Organ donation brings joy after heartbreak
A gift of life born out of tragedy forged a special bond between American José Famania and Bermudian Charmaigne Laws.
It is because Mr Famania received the heart of Ms Laws' 20-year-old daughter Chardré Yawana Outerbridge Young after she died in a road accident 16 years ago.
Ms Laws said the first time she met Mr Famania was “the day I gained a son”.
The two connected after Ms Laws wrote a series of letters to the New England Donor Service ten years after her decision to donate her only child's organs to help others.
She said: “My prayer was, if anyone responds, let it be her heart recipient.”
Ms Laws added: “Once we connected, the first thing he asked was, can I call you mom?”
Mr Famania, from Florida and on his third trip to the island, was only one of the recipients of Ms Outerbridge Young's organs.
His adopted Bermuda family will spend Thanksgiving with him in Florida this year and Ms Laws was a guest of honour at his wedding three years ago.
Ms Laws said: “It was something I never thought I'd be able to do after losing my daughter.
“I would never walk her down the aisle and see my grandchildren. For me that day, that was my sweetheart guiding me.”
Mr Famania said he had wanted to meet the family whose brave decision gave him life.
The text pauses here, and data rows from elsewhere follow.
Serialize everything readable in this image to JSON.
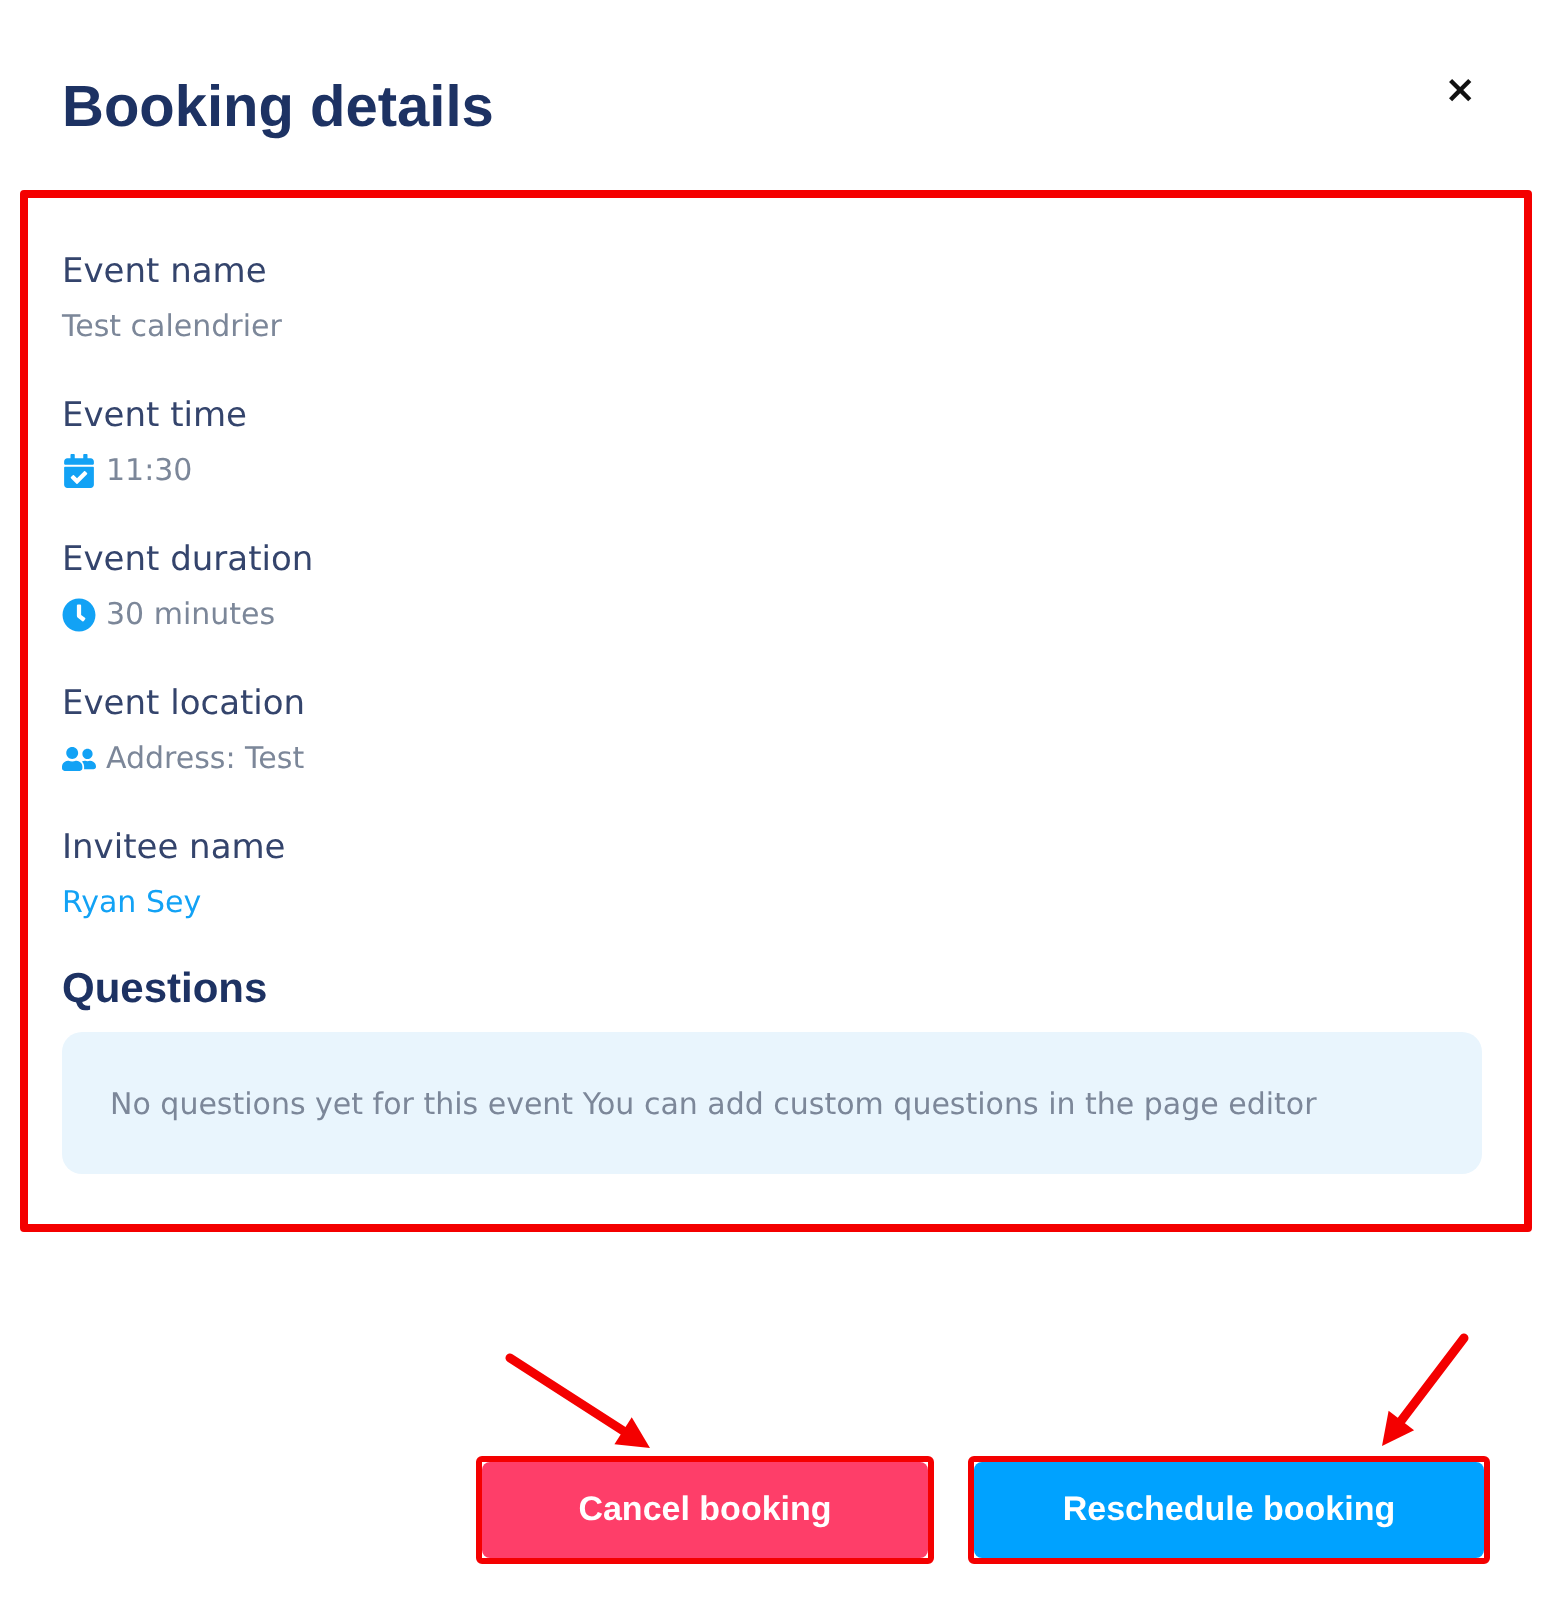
{
  "dialog": {
    "title": "Booking details",
    "close": "×"
  },
  "details": {
    "highlighted": true,
    "fields": [
      {
        "kind": "text",
        "label": "Event name",
        "value": "Test calendrier"
      },
      {
        "kind": "time",
        "label": "Event time",
        "value": "11:30"
      },
      {
        "kind": "duration",
        "label": "Event duration",
        "value": "30 minutes"
      },
      {
        "kind": "location",
        "label": "Event location",
        "value": "Address: Test"
      },
      {
        "kind": "link",
        "label": "Invitee name",
        "value": "Ryan Sey"
      }
    ],
    "questions": {
      "title": "Questions",
      "empty_message": "No questions yet for this event You can add custom questions in the page editor"
    }
  },
  "buttons": [
    {
      "kind": "danger",
      "label": "Cancel booking",
      "highlighted": true,
      "arrow": true
    },
    {
      "kind": "primary",
      "label": "Reschedule booking",
      "highlighted": true,
      "arrow": true
    }
  ]
}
He added: “It was something I had to do. I wanted to thank them in person. I felt like I was complete.”
Mr Famania said that he was used to being touched on the heart by Ms Outerbridge Young's family.
Ms Laws added the loss of her child meant her life could never be the same but that “knowing José has brought a lot of joy”.
She appealed for those faced with the same choice she was to donate organs.
Ms Laws said: “I try to drive home to people the importance of organ donation.
“Out of one death, up to 50 lives can be changed. And it has changed lives. It's miraculous.”
Ms Outerbridge Young's father André Outerbridge admitted talking or thinking about the loss of his child was “very tough”.
But he said: “To see someone survive, to actually see them, is mind bending. To see how healthy he is — it's wonderful.”
Mr Outerbridge said he had struggled when first asked about donating Ms Outerbridge Young's organs.
He added: “But this could save lives — why not? I would encourage people to be donors — my daughter lives on in someone else.”
Mr Outerbridge said it was not the only tragedy his family had had to deal with — his sister Charlene Outerbridge lost her son Kenneth “Poochie” Simmons after a road accident in June and made the same decision to give life to others.
Mr Simmons, who was 46, was flown overseas to the Lahey Hospital and Medical Centre in Massachusetts, but lost his fight for life.
Ms Outerbridge said: “When they asked us about it at Lahey, I was taken aback.
“Then I thought about Kenneth, knowing he was a person that always gave.
“It was an opportunity to allow him to give to somebody else. It was a good feeling knowing his heart would live on in someone else.
“God gave his life for us and I wanted to do something in turn.”
Mr Simmons' heart, kidneys and liver were all used in transplants — and Ms Outerbridge said she had been told that all the recipients are doing well.
Mr Famania told her last night: “One day, you might meet one of them.”
She said: “It's only been five months. But one day I hope to meet one or all.”